An article in the CrossFit Journal by Jason Cooper, and ICU nurse, discusses the case of a 21 year old female at death’s door from diabetes, which he argues is preventable with diet and exercise. But there is no profit for Big Pharma or in standard medical practice for preventing a disease that rakes in billions ($20B estimated sales of insulin alone by 2020)
“Cooper, you are getting a patient from the ER,” the charge nurse said.
“Cool. What do we have?”
“Twenty-one-year-old female in DKA (diabetic ketoacidosis). She’s critical.”
“Shit. Seriously, man?”
The patient arrived tachypneic and tachycardic, and she was the color of skim milk.
Tachypnea is a respiratory rate over 20 breaths per minute, the norm being 12-20. Tachycardia is any heart rate over 100 beats per minute, while the expected rate is 60-100.
She was breathing 30 times per minute, and her heart rate was 135,
Her blood pH was 6.8. Most humans would not be speaking with a pH of 6.8. Most would be intubated on a ventilator. The normal range is 7.35-7.45 to maintain organ function—higher or lower and the body goes into distress. Her blood was far too acidic.
Her blood glucose was 675 mg/dL, which is 554 mg/dL over normal.
Please don’t code. Please. Please, God, help me stop this.

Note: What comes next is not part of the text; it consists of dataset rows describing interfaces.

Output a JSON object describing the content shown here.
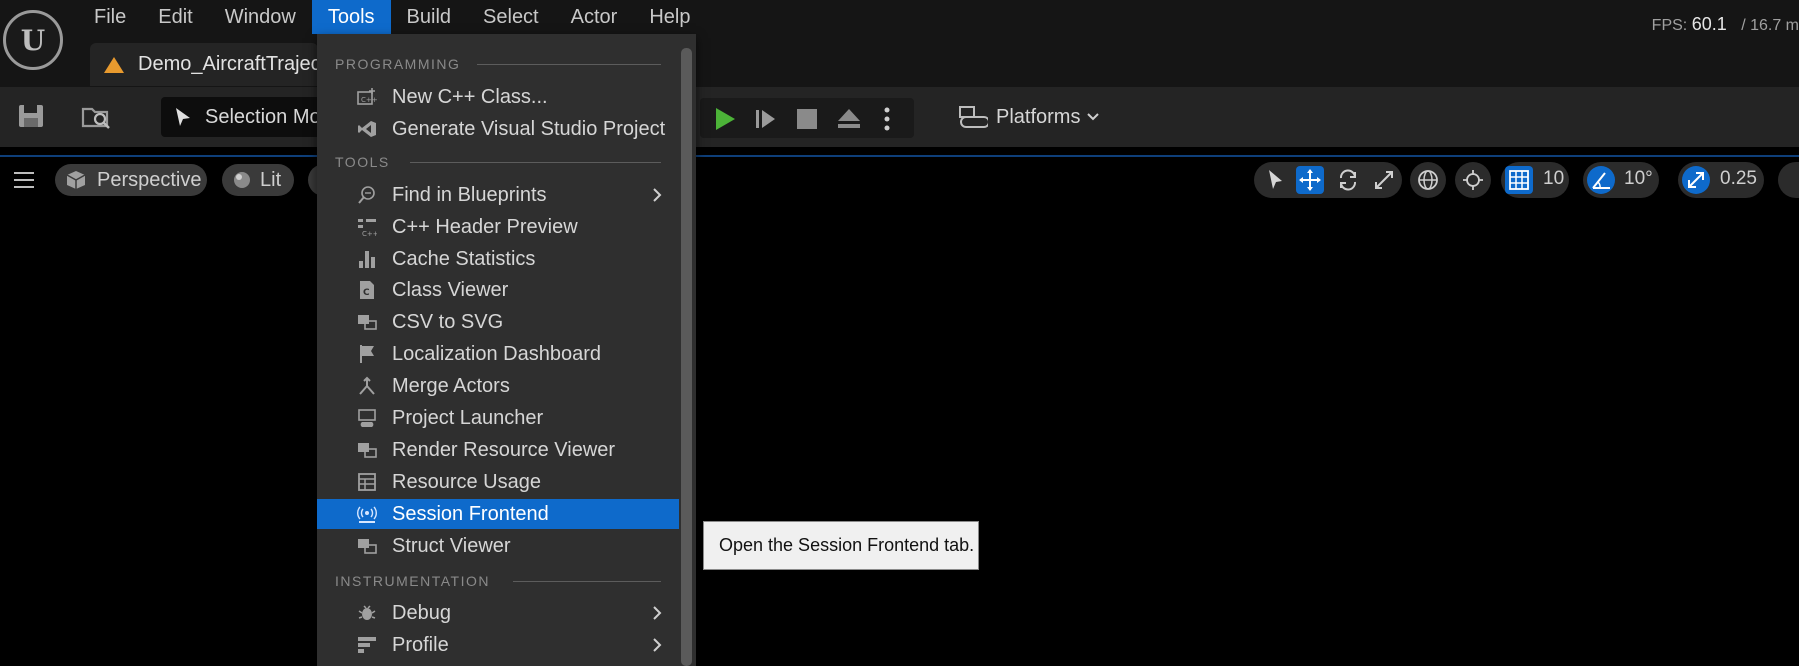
{
  "app": {
    "logo_text": "U"
  },
  "menubar": [
    {
      "label": "File"
    },
    {
      "label": "Edit"
    },
    {
      "label": "Window"
    },
    {
      "label": "Tools"
    },
    {
      "label": "Build"
    },
    {
      "label": "Select"
    },
    {
      "label": "Actor"
    },
    {
      "label": "Help"
    }
  ],
  "fps": {
    "label": "FPS:",
    "value": "60.1",
    "frame_time": "/ 16.7 m"
  },
  "document_tab": {
    "name": "Demo_AircraftTrajec"
  },
  "toolbar": {
    "selection_mode": "Selection Mo",
    "platforms": "Platforms"
  },
  "viewport": {
    "perspective": "Perspective",
    "lit": "Lit",
    "grid_snap": "10",
    "rotation_snap": "10°",
    "scale_snap": "0.25"
  },
  "tools_menu": {
    "sections": {
      "programming": "PROGRAMMING",
      "tools": "TOOLS",
      "instrumentation": "INSTRUMENTATION"
    },
    "items": [
      {
        "label": "New C++ Class...",
        "icon": "cpp-class-icon"
      },
      {
        "label": "Generate Visual Studio Project",
        "icon": "visual-studio-icon"
      },
      {
        "label": "Find in Blueprints",
        "icon": "find-blueprints-icon",
        "submenu": true
      },
      {
        "label": "C++ Header Preview",
        "icon": "header-preview-icon"
      },
      {
        "label": "Cache Statistics",
        "icon": "bar-chart-icon"
      },
      {
        "label": "Class Viewer",
        "icon": "class-viewer-icon"
      },
      {
        "label": "CSV to SVG",
        "icon": "csv-svg-icon"
      },
      {
        "label": "Localization Dashboard",
        "icon": "flag-icon"
      },
      {
        "label": "Merge Actors",
        "icon": "merge-icon"
      },
      {
        "label": "Project Launcher",
        "icon": "launcher-icon"
      },
      {
        "label": "Render Resource Viewer",
        "icon": "render-resource-icon"
      },
      {
        "label": "Resource Usage",
        "icon": "table-icon"
      },
      {
        "label": "Session Frontend",
        "icon": "broadcast-icon",
        "highlighted": true
      },
      {
        "label": "Struct Viewer",
        "icon": "struct-icon"
      },
      {
        "label": "Debug",
        "icon": "bug-icon",
        "submenu": true
      },
      {
        "label": "Profile",
        "icon": "profile-icon",
        "submenu": true
      }
    ]
  },
  "tooltip": {
    "text": "Open the Session Frontend tab."
  },
  "colors": {
    "accent": "#0e6acb",
    "menu_bg": "#2f2f2f",
    "play_green": "#4cb338"
  }
}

A “code” is short for a “code blue,” which is applied to any event that leads to respiratory arrest or cardiac arrest. This young lady was about to experience both, resulting in CPR. Her gray pallor and all her other clinical symptoms let me know she was close to coding.